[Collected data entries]
● ● ● ● ● ● ●

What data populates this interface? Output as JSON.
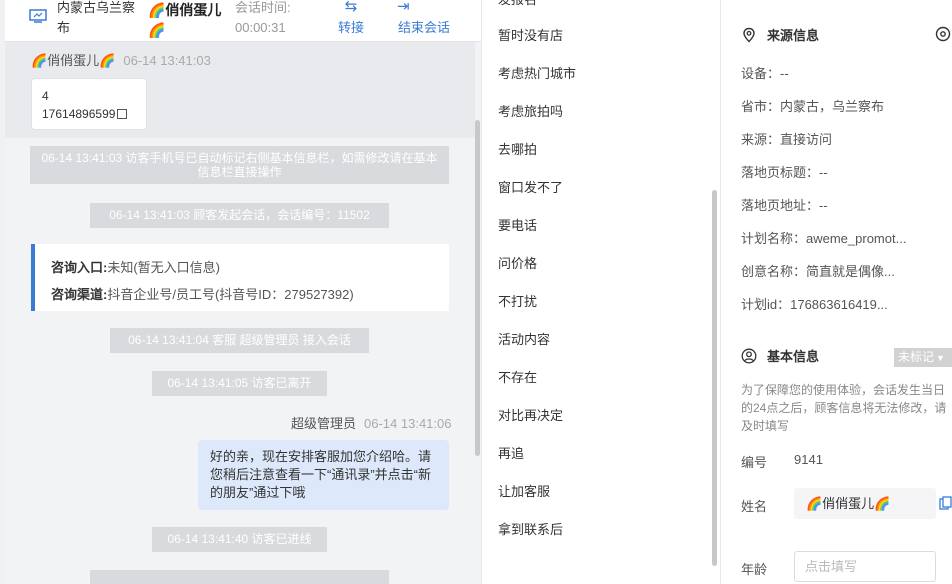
{
  "header": {
    "location": "内蒙古乌兰察布",
    "visitor_name": "🌈俏俏蛋儿🌈",
    "session_time_label": "会话时间:",
    "session_time_value": "00:00:31",
    "transfer_label": "转接",
    "end_label": "结束会话"
  },
  "chat": {
    "visitor_sender": "🌈俏俏蛋儿🌈",
    "visitor_ts": "06-14 13:41:03",
    "visitor_msg_line1": "4",
    "visitor_msg_line2": "17614896599",
    "sys1": "06-14 13:41:03 访客手机号已自动标记右侧基本信息栏，如需修改请在基本信息栏直接操作",
    "sys2": "06-14 13:41:03 顾客发起会话，会话编号：11502",
    "entry_label": "咨询入口:",
    "entry_value": "未知(暂无入口信息)",
    "channel_label": "咨询渠道:",
    "channel_value": "抖音企业号/员工号(抖音号ID：279527392)",
    "sys3": "06-14 13:41:04 客服 超级管理员 接入会话",
    "sys4": "06-14 13:41:05 访客已离开",
    "agent_sender": "超级管理员",
    "agent_ts": "06-14 13:41:06",
    "agent_msg": "好的亲，现在安排客服加您介绍哈。请您稍后注意查看一下“通讯录”并点击“新的朋友”通过下哦",
    "sys5": "06-14 13:41:40 访客已进线"
  },
  "quick_replies": {
    "partial_top": "发报名",
    "items": [
      "暂时没有店",
      "考虑热门城市",
      "考虑旅拍吗",
      "去哪拍",
      "窗口发不了",
      "要电话",
      "问价格",
      "不打扰",
      "活动内容",
      "不存在",
      "对比再决定",
      "再追",
      "让加客服",
      "拿到联系后"
    ]
  },
  "side": {
    "source_title": "来源信息",
    "device": "设备：--",
    "province": "省市：内蒙古，乌兰察布",
    "source": "来源：直接访问",
    "landing_title": "落地页标题：--",
    "landing_url": "落地页地址：--",
    "plan_name": "计划名称：aweme_promot...",
    "creative_name": "创意名称：简直就是偶像...",
    "plan_id": "计划id：176863616419...",
    "basic_title": "基本信息",
    "unmarked_tag": "未标记",
    "notice": "为了保障您的使用体验，会话发生当日的24点之后，顾客信息将无法修改，请及时填写",
    "number_label": "编号",
    "number_value": "9141",
    "name_label": "姓名",
    "name_value": "🌈俏俏蛋儿🌈",
    "age_label": "年龄",
    "age_placeholder": "点击填写"
  },
  "colors": {
    "accent": "#3a7bd5",
    "system_msg_bg": "#d9dadd",
    "agent_bubble": "#dde9fb"
  }
}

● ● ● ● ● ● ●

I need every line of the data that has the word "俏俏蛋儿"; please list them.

- Reply -
    "visitor_name": "🌈俏俏蛋儿🌈",
    "visitor_sender": "🌈俏俏蛋儿🌈",
    "name_value": "🌈俏俏蛋儿🌈",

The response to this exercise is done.